Military Wiki
77. Infanterie-Division
77th Infantry Division

77th Infantry Division Insignia (Wehrmacht WW2)

Active January - August 1944[1]
Country  Nazi Germany
Branch Heer
Type Division
Role Infantry

World War II

1 Feb 1944 - 25 Apr 1944 Lieutenant General Walter Poppe
Ceremonial chief Colonel Rudolf Bacherer
1 May 1944 - 18 June 1944 Rudolf Stegmann
18 June 1944 - ? Aug 1944 Colonel Rudolf Bacherer

The 77th Infantry Division (77. Infanteriedivision in German) was a German military unit which served during World War II.

Operational history

The infantry division was formed on 15 January 1944 in the town of Münsingen, and formed part of the twenty-fifth wave of infantry divisions raised in Germany.[2] The division was built up around a cadre of officers and men from the 355th and 364th Infantry Divisions, which both had been badly mauled on the Eastern Front.[1]

The new recruits joining the division were well trained, and benefited from the experience of the officers and men they were joining. The division was sent to Normandy in France as a component of the LXXXIV Corps of the 7th Army, which was tasked with defending occupied France from an Allied invasion west of the Seine.[3] On March 5 the division was moved to Caen, where it aided the 352nd Infantry Division in coastal defence.[4]

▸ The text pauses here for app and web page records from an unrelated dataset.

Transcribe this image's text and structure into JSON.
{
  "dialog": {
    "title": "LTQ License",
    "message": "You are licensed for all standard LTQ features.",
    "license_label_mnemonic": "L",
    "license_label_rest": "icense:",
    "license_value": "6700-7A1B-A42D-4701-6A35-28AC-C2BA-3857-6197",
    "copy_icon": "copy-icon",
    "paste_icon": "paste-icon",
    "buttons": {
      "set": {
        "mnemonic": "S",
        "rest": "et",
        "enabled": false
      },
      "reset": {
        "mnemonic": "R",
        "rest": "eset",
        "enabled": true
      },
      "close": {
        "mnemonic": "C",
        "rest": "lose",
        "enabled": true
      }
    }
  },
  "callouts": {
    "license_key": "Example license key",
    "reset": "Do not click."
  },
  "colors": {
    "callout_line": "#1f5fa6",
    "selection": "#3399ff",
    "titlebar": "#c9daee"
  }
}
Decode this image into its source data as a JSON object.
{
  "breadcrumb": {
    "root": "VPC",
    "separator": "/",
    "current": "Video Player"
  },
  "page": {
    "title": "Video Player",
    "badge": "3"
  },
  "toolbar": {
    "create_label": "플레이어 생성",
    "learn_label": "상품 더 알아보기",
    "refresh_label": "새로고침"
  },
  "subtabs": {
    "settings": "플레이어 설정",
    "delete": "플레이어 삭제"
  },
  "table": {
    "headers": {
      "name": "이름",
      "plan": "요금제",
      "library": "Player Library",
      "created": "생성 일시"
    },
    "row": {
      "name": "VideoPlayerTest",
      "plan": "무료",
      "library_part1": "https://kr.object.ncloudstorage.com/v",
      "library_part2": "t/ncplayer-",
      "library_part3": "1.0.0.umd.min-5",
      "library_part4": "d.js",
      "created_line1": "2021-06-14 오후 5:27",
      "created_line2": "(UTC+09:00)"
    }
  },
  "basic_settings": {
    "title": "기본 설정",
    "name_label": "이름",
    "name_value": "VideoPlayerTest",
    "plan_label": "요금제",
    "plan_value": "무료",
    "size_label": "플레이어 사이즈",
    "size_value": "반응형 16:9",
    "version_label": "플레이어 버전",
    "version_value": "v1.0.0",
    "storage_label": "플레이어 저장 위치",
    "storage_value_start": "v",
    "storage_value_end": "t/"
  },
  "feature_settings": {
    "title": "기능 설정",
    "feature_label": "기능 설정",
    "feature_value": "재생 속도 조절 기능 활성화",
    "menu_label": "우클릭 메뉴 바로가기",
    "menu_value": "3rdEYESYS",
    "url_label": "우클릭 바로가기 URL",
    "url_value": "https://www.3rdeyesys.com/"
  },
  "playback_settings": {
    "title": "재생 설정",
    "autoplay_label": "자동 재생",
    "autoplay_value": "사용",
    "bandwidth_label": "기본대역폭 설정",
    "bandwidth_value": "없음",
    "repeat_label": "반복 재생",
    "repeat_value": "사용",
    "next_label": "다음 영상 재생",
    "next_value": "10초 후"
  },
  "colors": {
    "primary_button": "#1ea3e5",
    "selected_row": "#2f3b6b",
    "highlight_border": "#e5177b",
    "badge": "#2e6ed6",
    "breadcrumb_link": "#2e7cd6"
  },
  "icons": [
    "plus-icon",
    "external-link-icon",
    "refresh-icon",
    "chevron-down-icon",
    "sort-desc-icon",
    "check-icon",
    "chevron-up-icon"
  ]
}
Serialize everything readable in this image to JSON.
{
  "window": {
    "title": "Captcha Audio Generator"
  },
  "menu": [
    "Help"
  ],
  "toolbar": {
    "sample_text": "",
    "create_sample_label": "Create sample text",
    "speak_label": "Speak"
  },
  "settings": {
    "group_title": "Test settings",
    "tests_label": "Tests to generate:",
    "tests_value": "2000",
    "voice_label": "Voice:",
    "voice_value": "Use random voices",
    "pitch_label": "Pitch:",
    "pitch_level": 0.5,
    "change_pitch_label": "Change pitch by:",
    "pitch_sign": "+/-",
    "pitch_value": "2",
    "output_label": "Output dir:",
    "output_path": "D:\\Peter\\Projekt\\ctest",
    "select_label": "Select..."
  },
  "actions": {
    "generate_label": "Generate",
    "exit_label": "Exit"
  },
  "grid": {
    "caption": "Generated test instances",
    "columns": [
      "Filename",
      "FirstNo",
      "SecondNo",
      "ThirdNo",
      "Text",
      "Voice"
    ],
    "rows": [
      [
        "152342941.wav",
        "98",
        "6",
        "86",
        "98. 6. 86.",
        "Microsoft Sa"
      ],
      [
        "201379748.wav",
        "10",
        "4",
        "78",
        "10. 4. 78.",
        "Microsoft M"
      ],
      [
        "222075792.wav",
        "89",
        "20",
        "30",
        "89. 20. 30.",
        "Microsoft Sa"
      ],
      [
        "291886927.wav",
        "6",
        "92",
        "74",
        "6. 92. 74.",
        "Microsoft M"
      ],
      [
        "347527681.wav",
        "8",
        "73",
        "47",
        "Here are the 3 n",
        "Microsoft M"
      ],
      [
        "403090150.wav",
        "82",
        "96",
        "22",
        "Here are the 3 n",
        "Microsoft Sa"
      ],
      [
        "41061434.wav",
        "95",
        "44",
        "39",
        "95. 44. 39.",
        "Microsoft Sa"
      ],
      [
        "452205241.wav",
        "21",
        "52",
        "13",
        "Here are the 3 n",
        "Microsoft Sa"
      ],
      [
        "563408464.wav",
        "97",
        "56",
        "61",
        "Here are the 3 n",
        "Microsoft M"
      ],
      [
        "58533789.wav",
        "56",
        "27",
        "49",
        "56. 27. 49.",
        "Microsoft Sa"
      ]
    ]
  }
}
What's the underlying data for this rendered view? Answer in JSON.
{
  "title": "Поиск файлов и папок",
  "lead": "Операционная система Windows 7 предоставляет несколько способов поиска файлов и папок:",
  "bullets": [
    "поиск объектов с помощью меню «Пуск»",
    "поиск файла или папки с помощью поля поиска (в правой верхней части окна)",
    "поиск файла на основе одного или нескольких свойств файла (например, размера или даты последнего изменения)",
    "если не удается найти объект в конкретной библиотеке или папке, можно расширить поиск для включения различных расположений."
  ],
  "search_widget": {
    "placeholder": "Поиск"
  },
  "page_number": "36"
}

Initially commanded by Lieutenant General Walter Poppe, command was transferred to Lieutenant General Stegmann on May 1, with Colonel Bacherer, commander of the 1049th Grenadier Regiment, assuming temporary command.

Initially opposing the U.S. 4th Infantry Division as it moved inland from Utah beach, it was one of four divisions which were committed to the defence of Cotentin peninsula to deny the Allies of the port at Cherbourg: the understrength coastal defense divisions of 243rd, 709th Infantry Divisions, the 91st Air Landing Division and the first rate 77th Infantry Division.[5] Stegmann was killed in mid-June with 300 of his men after getting caught up in Allied shelling;[6] Colonel Bacherer re-assumed command. Initial assaults to push across the neck of the peninsula by the US 4th Division made little progress. By the June 17 the veteran U.S. 9th Infantry Division took over the responsibility of the assault. By the 18th it was clear that any units caught north of the allied advance would be lost. General Rommel attempted to get the 77th out of the closing noose but command issues were so layered and confused that the division could not get moving south until the allied line extended across the width and was solidifying. On June 19 the 77th became entraped and was largely annihilated, with only two battalions escaping south.[7] In early July the remainder of the division was caught up in fighting around Saint-Jores as the American 358th Infantry Regiment's 1st Battalion began to push heavily on them, leading to the German withdrawal by the end of the day. Elements of the 5th Parachute Division would temporarily restore German control before finally leaving the area on July 10.[8] The remnant was involved in heavy fighting around the St. Malo area and was so further decimated that on August 15 the division ceased to exist.


  1. 1.0 1.1 "77. Infanterie-Division". Retrieved 6 February 2011. 
  2. Mitcham, Samuel W. (2007). German Order of Battle, Volume 1: 1st-290th Infantry Divisions in World War II. Stackpole Books. 
  3. Bishop, Chris (2008). German Infantry in World War II. MBI Publishing Company. 
  4. Meyer, Hubert (2005). The 12th SS: the history of the Hitler Youth Panzer Division, Volume 2. Stackpole Books. 
  5. Kurowski, Franz (2008). Elite Panzer Strike Force: Germany's Panzer Lehr Division in World War II. Stackpole Books. 
  6. Sperry, John (2007). 9th Infantry Division: old reliables. Turner Publishing Company. 
  7. Willmott p. 102
  8. "history of le plessis lastelle". Retrieved 7 February 2011. 


This page uses Creative Commons Licensed content from Wikipedia (view authors).